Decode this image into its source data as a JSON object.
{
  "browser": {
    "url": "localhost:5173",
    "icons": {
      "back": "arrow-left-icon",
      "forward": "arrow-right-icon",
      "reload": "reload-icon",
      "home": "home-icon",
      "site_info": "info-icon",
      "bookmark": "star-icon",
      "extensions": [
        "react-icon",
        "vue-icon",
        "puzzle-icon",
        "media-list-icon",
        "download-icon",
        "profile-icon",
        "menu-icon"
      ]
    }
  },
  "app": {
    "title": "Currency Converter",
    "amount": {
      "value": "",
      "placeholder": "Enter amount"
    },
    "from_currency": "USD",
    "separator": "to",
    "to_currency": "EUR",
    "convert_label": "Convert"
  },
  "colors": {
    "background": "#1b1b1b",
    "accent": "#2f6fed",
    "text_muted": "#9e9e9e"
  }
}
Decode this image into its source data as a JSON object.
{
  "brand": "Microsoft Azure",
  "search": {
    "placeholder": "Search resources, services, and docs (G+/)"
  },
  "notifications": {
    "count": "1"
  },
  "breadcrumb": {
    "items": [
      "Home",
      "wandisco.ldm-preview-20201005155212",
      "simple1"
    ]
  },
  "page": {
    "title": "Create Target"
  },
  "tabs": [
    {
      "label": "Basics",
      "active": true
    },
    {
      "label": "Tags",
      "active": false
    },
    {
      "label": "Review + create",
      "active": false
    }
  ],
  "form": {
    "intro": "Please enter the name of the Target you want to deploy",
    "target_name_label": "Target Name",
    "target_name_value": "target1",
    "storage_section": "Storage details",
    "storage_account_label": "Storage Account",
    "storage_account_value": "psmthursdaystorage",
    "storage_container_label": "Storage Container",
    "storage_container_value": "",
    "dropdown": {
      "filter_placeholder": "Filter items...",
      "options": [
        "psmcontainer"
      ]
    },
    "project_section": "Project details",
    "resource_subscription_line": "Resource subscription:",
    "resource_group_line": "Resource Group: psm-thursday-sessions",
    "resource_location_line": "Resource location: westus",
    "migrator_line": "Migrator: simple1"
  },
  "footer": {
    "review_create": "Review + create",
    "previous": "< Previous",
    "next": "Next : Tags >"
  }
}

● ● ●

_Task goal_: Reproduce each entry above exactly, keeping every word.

_Solution to this task_:
Decode this image into its source data as a JSON object.
{
  "browser": {
    "url": "localhost:5173",
    "icons": {
      "back": "arrow-left-icon",
      "forward": "arrow-right-icon",
      "reload": "reload-icon",
      "home": "home-icon",
      "site_info": "info-icon",
      "bookmark": "star-icon",
      "extensions": [
        "react-icon",
        "vue-icon",
        "puzzle-icon",
        "media-list-icon",
        "download-icon",
        "profile-icon",
        "menu-icon"
      ]
    }
  },
  "app": {
    "title": "Currency Converter",
    "amount": {
      "value": "",
      "placeholder": "Enter amount"
    },
    "from_currency": "USD",
    "separator": "to",
    "to_currency": "EUR",
    "convert_label": "Convert"
  },
  "colors": {
    "background": "#1b1b1b",
    "accent": "#2f6fed",
    "text_muted": "#9e9e9e"
  }
}
Decode this image into its source data as a JSON object.
{
  "brand": "Microsoft Azure",
  "search": {
    "placeholder": "Search resources, services, and docs (G+/)"
  },
  "notifications": {
    "count": "1"
  },
  "breadcrumb": {
    "items": [
      "Home",
      "wandisco.ldm-preview-20201005155212",
      "simple1"
    ]
  },
  "page": {
    "title": "Create Target"
  },
  "tabs": [
    {
      "label": "Basics",
      "active": true
    },
    {
      "label": "Tags",
      "active": false
    },
    {
      "label": "Review + create",
      "active": false
    }
  ],
  "form": {
    "intro": "Please enter the name of the Target you want to deploy",
    "target_name_label": "Target Name",
    "target_name_value": "target1",
    "storage_section": "Storage details",
    "storage_account_label": "Storage Account",
    "storage_account_value": "psmthursdaystorage",
    "storage_container_label": "Storage Container",
    "storage_container_value": "",
    "dropdown": {
      "filter_placeholder": "Filter items...",
      "options": [
        "psmcontainer"
      ]
    },
    "project_section": "Project details",
    "resource_subscription_line": "Resource subscription:",
    "resource_group_line": "Resource Group: psm-thursday-sessions",
    "resource_location_line": "Resource location: westus",
    "migrator_line": "Migrator: simple1"
  },
  "footer": {
    "review_create": "Review + create",
    "previous": "< Previous",
    "next": "Next : Tags >"
  }
}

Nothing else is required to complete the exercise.